[Task material Boundary: Start]
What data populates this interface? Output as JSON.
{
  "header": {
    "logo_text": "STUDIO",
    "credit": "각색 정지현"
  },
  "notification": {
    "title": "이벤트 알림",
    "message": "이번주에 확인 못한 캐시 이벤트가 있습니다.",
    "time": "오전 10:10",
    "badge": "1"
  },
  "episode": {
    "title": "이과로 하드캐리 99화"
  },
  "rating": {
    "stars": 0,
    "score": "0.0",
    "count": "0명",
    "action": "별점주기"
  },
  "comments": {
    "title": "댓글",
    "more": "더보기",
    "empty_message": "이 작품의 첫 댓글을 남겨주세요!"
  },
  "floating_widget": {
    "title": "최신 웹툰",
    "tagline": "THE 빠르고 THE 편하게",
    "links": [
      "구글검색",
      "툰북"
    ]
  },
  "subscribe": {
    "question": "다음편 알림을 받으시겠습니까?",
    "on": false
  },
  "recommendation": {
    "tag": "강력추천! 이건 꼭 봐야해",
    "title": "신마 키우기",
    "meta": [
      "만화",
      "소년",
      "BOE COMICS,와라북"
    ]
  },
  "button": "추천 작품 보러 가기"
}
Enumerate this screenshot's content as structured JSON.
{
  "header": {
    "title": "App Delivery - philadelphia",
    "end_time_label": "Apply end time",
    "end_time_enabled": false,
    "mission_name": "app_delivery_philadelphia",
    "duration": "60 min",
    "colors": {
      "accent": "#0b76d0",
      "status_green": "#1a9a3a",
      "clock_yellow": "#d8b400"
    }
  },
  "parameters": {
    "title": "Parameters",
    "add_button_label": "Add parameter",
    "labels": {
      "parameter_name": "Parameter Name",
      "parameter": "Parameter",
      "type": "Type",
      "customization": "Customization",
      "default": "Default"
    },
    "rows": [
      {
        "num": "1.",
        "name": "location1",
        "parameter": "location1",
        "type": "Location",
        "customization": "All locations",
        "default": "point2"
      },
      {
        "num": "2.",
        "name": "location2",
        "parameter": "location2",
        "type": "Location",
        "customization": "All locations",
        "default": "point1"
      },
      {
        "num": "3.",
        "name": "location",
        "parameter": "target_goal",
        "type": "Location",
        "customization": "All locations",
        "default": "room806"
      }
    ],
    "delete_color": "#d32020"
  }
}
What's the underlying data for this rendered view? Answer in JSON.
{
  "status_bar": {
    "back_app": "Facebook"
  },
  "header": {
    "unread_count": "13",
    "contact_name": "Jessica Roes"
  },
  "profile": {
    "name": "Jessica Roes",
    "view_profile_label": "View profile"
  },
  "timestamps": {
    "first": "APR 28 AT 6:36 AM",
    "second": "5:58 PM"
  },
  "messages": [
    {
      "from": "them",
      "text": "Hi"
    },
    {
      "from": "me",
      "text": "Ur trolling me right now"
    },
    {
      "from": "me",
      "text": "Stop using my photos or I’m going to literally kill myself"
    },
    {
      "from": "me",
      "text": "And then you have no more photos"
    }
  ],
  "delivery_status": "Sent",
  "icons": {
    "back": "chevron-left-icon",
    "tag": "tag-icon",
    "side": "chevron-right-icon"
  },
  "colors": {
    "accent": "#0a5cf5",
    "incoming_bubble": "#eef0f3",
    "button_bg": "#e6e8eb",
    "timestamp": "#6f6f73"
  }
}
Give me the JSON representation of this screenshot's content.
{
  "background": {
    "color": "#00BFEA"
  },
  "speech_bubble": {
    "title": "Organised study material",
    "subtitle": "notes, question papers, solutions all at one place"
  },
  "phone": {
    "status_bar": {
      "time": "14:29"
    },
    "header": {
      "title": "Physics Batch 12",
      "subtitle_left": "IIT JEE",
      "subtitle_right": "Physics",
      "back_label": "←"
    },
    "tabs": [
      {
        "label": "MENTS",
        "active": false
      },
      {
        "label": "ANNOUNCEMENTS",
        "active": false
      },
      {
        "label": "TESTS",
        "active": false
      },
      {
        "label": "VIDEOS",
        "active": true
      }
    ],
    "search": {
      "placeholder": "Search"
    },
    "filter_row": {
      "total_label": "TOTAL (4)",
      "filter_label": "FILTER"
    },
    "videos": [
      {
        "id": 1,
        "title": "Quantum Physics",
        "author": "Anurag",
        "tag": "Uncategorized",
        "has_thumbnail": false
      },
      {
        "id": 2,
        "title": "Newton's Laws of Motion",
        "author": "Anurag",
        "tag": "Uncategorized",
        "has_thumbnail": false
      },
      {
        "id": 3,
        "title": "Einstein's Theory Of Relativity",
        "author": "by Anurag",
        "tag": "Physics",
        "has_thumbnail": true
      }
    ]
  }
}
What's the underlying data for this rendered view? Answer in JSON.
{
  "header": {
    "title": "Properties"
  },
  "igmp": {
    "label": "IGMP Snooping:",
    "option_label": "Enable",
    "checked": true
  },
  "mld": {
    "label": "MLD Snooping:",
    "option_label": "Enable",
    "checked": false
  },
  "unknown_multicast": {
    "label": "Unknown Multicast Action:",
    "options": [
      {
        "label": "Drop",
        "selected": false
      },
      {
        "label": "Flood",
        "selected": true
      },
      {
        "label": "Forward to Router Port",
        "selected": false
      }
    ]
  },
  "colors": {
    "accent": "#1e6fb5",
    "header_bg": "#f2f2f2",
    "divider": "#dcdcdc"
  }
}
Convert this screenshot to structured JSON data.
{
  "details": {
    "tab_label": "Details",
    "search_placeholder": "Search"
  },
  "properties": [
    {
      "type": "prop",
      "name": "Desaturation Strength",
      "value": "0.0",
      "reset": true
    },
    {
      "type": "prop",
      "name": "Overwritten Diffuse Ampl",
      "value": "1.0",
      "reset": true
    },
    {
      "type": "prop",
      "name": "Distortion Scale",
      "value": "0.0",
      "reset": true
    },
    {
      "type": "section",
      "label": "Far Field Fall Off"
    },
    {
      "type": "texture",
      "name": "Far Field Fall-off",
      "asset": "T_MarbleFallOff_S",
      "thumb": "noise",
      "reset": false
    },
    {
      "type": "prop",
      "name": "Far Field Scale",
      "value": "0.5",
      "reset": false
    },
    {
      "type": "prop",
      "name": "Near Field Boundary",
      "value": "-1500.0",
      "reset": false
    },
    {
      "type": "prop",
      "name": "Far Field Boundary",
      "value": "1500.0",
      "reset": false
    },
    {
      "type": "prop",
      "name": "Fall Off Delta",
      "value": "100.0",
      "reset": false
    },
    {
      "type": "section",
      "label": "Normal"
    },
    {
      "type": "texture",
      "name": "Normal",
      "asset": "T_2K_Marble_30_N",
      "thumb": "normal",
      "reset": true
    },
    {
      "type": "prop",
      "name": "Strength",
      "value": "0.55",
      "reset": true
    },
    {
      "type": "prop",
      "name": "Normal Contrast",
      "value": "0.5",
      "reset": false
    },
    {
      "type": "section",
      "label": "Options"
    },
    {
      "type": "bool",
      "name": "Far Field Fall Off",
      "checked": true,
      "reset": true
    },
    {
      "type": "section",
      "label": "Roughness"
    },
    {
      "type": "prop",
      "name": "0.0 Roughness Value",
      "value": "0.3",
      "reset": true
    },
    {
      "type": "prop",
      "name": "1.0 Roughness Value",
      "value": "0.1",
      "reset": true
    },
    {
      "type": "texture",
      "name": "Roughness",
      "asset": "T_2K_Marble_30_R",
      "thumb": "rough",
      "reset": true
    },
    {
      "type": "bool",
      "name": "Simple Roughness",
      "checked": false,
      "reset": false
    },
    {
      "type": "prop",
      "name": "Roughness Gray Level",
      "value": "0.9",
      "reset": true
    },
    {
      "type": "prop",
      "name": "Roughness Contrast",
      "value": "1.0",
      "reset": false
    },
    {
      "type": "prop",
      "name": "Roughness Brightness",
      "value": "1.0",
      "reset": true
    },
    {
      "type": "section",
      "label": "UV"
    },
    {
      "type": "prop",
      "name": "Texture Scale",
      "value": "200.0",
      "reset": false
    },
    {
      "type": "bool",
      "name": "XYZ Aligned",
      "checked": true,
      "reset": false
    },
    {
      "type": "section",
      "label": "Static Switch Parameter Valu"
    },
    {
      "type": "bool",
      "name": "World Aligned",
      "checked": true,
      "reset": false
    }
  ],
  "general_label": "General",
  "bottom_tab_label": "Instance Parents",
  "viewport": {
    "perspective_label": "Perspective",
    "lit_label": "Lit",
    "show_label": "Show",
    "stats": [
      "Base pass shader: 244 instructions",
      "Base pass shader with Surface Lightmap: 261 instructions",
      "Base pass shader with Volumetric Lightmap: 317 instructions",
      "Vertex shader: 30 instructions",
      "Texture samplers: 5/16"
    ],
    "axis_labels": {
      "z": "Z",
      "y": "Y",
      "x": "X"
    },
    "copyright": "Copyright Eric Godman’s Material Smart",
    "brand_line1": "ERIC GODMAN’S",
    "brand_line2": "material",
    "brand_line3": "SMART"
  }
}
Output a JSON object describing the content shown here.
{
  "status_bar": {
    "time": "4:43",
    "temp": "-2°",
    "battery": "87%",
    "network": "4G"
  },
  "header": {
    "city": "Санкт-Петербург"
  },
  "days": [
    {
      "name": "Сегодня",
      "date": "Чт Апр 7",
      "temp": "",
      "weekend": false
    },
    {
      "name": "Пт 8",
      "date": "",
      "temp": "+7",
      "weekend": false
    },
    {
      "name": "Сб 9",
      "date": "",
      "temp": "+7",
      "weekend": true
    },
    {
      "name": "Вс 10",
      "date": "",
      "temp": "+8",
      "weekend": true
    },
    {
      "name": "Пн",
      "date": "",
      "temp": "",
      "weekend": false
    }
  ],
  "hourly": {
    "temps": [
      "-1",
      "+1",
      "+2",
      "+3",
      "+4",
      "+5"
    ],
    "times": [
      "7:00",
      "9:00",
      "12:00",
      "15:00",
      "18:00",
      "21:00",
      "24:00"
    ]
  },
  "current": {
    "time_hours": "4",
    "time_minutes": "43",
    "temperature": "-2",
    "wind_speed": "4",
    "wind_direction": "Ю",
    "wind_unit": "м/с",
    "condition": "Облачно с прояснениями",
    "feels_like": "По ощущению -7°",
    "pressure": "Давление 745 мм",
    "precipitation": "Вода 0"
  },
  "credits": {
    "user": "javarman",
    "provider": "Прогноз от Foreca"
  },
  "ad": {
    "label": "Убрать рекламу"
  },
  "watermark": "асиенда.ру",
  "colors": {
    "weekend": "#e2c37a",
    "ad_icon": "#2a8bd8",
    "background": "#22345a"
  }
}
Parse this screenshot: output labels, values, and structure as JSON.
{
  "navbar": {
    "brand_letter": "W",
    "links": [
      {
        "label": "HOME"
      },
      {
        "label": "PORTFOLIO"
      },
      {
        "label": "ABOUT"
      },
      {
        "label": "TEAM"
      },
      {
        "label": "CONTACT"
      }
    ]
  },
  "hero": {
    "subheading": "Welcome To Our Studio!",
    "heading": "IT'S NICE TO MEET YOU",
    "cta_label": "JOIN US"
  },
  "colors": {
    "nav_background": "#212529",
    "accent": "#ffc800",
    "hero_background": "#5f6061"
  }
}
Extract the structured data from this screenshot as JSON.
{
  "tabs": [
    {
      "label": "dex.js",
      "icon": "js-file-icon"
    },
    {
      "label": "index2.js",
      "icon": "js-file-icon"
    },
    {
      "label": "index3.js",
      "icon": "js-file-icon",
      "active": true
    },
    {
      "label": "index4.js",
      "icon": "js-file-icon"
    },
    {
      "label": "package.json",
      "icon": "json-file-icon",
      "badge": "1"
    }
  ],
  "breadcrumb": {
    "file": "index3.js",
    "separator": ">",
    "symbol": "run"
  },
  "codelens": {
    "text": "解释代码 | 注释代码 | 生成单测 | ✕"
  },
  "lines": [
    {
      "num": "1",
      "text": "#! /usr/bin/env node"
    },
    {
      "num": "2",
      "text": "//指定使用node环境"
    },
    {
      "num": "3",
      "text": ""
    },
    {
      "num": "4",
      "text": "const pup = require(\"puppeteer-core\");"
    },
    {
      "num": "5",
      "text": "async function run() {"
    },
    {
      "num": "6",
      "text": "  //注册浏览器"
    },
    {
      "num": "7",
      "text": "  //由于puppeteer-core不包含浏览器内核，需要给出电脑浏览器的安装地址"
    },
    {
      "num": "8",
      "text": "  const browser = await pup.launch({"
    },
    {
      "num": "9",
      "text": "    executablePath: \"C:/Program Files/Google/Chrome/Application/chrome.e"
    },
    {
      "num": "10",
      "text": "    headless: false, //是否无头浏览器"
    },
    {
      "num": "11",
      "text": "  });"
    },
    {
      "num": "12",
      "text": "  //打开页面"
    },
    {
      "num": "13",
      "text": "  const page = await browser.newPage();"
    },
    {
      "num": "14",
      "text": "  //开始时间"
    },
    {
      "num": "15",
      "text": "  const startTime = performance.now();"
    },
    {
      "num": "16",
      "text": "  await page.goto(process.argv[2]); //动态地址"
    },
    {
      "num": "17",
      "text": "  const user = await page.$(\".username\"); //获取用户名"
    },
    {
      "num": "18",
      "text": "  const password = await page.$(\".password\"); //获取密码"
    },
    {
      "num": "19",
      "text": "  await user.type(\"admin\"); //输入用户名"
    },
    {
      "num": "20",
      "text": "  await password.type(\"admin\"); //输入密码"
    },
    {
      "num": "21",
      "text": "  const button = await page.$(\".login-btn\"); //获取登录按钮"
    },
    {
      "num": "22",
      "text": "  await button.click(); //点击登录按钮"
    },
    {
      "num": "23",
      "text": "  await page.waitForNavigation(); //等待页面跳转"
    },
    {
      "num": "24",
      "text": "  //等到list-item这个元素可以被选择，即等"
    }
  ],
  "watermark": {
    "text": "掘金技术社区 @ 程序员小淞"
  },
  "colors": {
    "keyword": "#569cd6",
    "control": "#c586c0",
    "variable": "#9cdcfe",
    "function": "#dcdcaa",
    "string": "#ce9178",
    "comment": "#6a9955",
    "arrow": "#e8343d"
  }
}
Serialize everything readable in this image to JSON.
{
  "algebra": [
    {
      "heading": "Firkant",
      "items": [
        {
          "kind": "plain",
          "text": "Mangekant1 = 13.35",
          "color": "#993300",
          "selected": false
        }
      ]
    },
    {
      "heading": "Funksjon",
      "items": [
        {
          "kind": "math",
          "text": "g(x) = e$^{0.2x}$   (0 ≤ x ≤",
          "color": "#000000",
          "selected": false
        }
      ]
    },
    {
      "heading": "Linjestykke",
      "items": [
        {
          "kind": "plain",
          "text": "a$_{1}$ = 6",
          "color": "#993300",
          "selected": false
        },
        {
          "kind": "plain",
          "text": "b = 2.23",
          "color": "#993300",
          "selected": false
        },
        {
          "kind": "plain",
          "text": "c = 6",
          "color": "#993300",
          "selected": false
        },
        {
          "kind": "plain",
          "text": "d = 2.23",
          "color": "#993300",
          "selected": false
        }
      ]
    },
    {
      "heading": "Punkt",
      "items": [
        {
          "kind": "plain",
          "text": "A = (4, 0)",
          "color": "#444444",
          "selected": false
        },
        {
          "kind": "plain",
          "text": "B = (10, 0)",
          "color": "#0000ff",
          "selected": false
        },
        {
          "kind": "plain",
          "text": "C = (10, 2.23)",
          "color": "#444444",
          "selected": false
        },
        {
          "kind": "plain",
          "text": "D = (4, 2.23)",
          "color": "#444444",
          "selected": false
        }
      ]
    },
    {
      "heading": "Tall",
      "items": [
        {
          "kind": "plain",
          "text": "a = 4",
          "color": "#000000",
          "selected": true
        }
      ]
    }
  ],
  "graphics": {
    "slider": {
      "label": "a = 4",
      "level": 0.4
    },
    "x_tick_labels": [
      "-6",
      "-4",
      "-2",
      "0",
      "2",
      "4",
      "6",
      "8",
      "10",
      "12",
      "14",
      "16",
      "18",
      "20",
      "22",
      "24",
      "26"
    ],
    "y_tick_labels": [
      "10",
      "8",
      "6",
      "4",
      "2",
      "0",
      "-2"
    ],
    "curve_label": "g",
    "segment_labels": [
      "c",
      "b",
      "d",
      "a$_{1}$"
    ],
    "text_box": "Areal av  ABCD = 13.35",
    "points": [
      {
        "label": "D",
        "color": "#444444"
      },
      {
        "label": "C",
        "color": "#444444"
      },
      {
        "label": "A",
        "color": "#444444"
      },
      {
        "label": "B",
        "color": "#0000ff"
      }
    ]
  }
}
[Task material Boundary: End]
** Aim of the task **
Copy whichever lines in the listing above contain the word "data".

** Answer area **
What data populates this interface? Output as JSON.
What's the underlying data for this rendered view? Answer in JSON.
What's the underlying data for this rendered view? Answer in JSON.
Convert this screenshot to structured JSON data.
Extract the structured data from this screenshot as JSON.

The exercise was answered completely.